(Records contained in a dataset)
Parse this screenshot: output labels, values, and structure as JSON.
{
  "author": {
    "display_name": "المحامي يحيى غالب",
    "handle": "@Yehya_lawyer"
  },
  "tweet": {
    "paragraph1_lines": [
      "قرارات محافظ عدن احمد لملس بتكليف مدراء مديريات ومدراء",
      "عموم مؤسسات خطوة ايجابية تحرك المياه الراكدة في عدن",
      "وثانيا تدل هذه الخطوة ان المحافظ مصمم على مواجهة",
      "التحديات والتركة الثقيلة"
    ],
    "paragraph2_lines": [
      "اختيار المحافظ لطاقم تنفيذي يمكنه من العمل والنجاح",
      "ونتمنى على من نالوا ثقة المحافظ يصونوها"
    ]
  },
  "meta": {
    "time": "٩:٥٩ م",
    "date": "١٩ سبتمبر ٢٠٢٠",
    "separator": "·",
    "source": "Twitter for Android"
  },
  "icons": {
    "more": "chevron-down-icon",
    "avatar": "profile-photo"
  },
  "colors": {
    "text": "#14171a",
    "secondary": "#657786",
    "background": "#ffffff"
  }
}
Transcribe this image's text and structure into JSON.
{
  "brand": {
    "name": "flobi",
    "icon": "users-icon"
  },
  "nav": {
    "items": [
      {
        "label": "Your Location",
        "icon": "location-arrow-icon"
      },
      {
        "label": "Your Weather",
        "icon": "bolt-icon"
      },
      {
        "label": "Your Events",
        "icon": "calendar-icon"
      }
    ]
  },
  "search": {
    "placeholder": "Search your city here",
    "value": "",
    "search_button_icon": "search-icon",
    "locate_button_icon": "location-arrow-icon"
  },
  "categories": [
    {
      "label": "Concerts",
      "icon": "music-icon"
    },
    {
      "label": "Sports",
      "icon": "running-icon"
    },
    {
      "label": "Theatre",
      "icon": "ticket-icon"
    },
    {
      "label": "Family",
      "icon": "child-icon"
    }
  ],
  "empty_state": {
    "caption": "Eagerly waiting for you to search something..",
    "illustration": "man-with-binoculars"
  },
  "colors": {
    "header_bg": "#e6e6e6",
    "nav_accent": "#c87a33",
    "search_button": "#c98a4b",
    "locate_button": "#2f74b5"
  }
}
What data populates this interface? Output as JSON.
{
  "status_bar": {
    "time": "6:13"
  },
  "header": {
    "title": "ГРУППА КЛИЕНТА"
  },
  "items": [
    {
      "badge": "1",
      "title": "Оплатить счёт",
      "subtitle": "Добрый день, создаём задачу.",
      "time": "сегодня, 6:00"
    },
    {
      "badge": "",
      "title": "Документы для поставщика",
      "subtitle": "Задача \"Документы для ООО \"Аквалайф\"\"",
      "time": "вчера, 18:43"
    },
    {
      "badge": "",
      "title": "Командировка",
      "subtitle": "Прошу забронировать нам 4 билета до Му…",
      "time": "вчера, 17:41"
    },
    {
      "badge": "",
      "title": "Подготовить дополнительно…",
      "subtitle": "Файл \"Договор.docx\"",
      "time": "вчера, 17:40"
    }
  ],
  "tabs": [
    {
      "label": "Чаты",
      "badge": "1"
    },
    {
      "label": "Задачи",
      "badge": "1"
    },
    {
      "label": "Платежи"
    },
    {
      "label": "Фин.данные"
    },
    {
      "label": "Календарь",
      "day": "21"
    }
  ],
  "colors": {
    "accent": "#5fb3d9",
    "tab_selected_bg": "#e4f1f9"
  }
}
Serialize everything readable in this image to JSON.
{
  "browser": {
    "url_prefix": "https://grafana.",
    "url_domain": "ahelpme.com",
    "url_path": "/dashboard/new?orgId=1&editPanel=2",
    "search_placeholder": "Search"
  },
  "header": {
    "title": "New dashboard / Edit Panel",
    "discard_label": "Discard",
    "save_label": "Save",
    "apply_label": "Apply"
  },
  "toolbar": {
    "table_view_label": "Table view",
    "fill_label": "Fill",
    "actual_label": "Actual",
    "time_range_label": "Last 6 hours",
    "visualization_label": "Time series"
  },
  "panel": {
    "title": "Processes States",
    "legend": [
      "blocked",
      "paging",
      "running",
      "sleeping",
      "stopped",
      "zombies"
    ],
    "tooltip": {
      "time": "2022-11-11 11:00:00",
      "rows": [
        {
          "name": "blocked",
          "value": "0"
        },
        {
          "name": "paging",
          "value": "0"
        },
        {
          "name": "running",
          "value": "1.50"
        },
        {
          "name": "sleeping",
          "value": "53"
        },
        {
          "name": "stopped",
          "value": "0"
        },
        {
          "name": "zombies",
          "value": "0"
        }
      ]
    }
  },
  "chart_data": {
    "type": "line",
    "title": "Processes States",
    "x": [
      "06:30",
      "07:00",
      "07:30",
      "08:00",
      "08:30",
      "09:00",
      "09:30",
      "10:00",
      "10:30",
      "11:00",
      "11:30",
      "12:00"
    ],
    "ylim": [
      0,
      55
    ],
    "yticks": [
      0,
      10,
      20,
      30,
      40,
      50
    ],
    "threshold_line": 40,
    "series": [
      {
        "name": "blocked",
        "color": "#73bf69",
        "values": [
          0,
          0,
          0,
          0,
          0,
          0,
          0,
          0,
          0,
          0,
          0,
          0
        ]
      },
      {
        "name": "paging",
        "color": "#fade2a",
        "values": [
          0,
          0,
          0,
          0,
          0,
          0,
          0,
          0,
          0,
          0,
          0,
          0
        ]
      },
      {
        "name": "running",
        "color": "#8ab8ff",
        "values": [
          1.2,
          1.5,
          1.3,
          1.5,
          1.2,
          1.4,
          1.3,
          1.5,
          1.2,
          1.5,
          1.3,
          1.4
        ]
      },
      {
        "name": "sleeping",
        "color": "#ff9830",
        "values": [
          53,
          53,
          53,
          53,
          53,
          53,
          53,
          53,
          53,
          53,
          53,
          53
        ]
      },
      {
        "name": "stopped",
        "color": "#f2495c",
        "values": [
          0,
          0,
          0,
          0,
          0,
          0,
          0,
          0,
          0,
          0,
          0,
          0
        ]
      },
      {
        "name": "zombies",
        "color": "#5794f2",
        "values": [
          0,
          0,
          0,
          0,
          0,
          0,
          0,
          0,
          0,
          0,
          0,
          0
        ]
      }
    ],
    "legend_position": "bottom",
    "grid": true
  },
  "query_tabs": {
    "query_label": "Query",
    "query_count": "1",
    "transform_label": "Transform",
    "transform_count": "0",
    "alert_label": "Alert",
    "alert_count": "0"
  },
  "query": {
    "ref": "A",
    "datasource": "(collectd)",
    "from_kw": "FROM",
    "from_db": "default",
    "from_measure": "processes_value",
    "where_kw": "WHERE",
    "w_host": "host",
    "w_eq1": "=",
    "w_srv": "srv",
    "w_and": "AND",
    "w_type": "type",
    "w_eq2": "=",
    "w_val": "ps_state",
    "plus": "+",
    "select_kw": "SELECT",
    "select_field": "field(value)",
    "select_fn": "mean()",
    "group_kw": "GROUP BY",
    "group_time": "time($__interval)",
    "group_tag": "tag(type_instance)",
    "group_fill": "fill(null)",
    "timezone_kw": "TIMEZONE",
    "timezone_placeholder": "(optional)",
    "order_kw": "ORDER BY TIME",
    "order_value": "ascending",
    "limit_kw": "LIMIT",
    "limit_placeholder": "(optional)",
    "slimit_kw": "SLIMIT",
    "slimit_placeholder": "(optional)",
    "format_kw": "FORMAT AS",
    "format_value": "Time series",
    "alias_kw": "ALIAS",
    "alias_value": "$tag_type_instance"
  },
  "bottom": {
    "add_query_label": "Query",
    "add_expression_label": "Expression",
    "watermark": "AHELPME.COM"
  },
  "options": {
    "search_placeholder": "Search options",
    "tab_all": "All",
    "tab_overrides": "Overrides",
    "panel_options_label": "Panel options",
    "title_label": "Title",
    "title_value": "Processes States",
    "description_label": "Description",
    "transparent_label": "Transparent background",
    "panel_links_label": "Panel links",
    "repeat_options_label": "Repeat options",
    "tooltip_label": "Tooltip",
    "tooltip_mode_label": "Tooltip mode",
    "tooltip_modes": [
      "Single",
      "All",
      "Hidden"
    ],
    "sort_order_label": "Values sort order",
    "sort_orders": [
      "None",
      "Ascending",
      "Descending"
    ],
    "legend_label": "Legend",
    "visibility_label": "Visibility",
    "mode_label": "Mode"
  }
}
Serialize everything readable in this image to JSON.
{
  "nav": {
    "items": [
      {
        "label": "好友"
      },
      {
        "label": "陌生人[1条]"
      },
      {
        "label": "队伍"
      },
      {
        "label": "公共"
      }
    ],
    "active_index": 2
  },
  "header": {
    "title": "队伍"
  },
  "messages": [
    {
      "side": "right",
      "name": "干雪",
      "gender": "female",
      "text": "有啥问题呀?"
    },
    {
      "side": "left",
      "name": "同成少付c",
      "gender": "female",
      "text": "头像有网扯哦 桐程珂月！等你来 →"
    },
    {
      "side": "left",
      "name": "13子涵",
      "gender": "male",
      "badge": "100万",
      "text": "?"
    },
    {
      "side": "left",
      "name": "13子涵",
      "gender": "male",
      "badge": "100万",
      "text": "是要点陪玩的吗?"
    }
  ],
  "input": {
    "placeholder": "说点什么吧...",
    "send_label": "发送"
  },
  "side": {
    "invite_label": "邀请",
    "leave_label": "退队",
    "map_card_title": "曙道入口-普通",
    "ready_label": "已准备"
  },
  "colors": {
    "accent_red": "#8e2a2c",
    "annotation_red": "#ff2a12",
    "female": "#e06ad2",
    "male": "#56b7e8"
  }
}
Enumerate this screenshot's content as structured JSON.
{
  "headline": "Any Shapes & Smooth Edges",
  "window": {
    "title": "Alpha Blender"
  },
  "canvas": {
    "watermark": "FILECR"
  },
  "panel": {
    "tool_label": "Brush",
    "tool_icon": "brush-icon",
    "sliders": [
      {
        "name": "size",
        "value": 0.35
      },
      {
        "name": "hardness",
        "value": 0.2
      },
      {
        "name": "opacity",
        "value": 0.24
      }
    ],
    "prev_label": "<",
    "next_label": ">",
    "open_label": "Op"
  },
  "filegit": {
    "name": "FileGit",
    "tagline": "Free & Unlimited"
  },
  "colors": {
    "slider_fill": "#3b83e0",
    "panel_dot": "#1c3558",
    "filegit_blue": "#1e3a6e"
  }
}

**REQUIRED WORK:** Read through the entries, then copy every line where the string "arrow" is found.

**SOLUTION TO THIS PROBLEM:**
        "icon": "location-arrow-icon"
    "locate_button_icon": "location-arrow-icon"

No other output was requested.